### YOUR INSTRUCTIONS
State the number of lines in the material below that contain the word "Kurları", without any other text.

### EXTRACTED DATA
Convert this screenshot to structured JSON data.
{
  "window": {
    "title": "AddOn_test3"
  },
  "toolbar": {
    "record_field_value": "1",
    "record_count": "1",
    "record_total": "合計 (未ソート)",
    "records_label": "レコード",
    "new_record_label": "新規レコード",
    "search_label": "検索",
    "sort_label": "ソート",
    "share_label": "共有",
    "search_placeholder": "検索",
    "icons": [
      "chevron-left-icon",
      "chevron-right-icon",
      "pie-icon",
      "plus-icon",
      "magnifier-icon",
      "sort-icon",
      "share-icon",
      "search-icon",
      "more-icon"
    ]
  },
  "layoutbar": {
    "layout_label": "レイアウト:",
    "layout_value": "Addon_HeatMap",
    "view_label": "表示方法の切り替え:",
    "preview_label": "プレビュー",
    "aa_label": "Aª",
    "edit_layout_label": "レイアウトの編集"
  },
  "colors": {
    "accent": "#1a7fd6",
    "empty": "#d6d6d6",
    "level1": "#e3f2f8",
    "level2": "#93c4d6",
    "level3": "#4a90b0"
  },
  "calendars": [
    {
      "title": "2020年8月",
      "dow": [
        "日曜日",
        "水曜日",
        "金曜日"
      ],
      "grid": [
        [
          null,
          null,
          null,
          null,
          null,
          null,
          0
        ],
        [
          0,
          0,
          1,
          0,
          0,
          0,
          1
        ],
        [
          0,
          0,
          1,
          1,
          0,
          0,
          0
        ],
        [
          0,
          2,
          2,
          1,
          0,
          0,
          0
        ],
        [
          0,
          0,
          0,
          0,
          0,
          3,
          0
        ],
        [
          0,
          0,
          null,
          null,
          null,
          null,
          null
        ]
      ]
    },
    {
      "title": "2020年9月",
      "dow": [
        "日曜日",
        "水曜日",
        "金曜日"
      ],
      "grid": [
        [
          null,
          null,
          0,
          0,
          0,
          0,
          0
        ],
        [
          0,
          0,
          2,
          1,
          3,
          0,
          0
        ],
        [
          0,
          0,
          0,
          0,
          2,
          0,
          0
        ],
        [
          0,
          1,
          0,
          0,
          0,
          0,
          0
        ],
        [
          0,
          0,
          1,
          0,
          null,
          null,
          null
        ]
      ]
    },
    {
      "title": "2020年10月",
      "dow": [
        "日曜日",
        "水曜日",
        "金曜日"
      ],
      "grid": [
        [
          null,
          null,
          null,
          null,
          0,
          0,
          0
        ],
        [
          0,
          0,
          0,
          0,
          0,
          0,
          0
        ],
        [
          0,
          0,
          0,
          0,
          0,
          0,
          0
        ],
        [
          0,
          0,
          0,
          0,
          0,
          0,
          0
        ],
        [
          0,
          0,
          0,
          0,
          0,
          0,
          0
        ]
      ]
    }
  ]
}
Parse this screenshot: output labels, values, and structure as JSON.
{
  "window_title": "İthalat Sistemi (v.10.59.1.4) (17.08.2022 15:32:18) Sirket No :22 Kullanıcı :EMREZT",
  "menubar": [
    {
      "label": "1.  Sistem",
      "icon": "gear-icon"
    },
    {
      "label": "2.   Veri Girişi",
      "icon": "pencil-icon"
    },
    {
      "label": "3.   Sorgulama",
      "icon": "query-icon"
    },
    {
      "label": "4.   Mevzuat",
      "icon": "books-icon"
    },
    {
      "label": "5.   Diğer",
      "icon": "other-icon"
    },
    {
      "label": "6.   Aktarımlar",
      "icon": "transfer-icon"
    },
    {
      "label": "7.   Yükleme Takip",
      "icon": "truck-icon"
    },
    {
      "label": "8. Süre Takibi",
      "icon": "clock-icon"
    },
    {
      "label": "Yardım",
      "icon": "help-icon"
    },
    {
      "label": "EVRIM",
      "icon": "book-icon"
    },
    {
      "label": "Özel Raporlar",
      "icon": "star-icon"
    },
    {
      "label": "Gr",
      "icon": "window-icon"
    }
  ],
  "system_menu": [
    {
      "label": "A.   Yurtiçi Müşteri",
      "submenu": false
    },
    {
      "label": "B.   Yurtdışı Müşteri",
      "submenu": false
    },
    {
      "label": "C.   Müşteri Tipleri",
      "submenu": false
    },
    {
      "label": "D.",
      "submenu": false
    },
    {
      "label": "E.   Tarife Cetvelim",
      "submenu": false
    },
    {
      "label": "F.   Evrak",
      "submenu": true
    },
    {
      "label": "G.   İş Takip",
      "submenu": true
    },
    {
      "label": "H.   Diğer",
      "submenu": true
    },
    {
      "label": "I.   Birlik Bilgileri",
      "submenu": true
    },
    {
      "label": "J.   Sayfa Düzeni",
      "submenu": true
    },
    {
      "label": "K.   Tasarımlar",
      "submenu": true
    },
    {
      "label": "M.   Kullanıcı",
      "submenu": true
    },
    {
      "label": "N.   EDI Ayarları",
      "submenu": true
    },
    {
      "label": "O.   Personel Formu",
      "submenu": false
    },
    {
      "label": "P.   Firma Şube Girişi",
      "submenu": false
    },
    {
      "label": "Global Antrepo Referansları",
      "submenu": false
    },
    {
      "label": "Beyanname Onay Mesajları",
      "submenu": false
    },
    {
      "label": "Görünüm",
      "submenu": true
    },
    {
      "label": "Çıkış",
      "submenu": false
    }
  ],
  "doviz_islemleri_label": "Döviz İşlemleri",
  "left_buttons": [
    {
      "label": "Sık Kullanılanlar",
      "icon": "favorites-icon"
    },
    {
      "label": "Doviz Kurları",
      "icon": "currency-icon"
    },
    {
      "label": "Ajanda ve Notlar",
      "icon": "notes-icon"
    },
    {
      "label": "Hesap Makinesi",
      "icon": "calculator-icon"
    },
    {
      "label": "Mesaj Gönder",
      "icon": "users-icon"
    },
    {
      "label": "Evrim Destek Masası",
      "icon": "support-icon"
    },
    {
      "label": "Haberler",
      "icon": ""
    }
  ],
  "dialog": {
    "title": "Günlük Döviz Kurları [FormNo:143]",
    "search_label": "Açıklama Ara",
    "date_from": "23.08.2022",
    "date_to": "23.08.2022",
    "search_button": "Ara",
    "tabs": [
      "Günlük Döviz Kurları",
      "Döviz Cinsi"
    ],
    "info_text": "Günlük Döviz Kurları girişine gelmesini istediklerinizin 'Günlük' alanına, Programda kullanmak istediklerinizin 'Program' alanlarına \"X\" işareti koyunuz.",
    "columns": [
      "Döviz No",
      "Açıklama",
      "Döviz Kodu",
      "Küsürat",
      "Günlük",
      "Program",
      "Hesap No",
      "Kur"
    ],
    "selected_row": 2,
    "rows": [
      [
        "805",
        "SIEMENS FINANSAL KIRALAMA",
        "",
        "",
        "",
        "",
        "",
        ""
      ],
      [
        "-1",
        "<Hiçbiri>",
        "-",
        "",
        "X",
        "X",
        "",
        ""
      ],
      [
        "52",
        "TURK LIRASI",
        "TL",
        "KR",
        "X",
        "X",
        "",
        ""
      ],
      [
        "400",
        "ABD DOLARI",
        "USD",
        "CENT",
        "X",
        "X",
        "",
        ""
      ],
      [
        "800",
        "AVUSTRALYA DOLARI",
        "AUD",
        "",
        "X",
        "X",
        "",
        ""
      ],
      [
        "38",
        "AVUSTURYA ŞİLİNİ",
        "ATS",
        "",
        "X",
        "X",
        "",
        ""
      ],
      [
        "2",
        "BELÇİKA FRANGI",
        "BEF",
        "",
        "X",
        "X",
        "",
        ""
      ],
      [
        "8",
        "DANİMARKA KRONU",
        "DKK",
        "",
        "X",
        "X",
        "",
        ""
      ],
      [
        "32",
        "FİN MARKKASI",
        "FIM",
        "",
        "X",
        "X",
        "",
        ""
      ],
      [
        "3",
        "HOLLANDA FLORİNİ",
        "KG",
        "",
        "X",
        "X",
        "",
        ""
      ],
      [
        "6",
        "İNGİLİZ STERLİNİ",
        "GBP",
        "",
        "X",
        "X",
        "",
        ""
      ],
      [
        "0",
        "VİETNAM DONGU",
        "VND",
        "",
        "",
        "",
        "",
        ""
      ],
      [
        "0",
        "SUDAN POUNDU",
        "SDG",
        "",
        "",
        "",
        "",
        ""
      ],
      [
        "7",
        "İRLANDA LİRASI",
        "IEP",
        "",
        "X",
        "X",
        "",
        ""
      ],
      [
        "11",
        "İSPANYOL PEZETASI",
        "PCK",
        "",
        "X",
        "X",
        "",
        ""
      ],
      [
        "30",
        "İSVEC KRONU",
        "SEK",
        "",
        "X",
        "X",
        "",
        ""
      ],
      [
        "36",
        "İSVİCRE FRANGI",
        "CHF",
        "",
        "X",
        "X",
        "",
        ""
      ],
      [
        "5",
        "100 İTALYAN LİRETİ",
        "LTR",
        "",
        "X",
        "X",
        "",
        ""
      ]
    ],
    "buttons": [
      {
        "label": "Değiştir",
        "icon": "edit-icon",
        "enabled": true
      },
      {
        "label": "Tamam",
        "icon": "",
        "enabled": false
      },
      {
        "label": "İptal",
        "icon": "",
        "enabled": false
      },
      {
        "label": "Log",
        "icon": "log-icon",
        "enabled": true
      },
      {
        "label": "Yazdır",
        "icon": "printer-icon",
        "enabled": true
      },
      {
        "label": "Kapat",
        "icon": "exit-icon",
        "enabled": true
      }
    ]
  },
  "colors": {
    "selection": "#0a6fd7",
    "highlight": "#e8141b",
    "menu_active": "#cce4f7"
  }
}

### ANSWER
4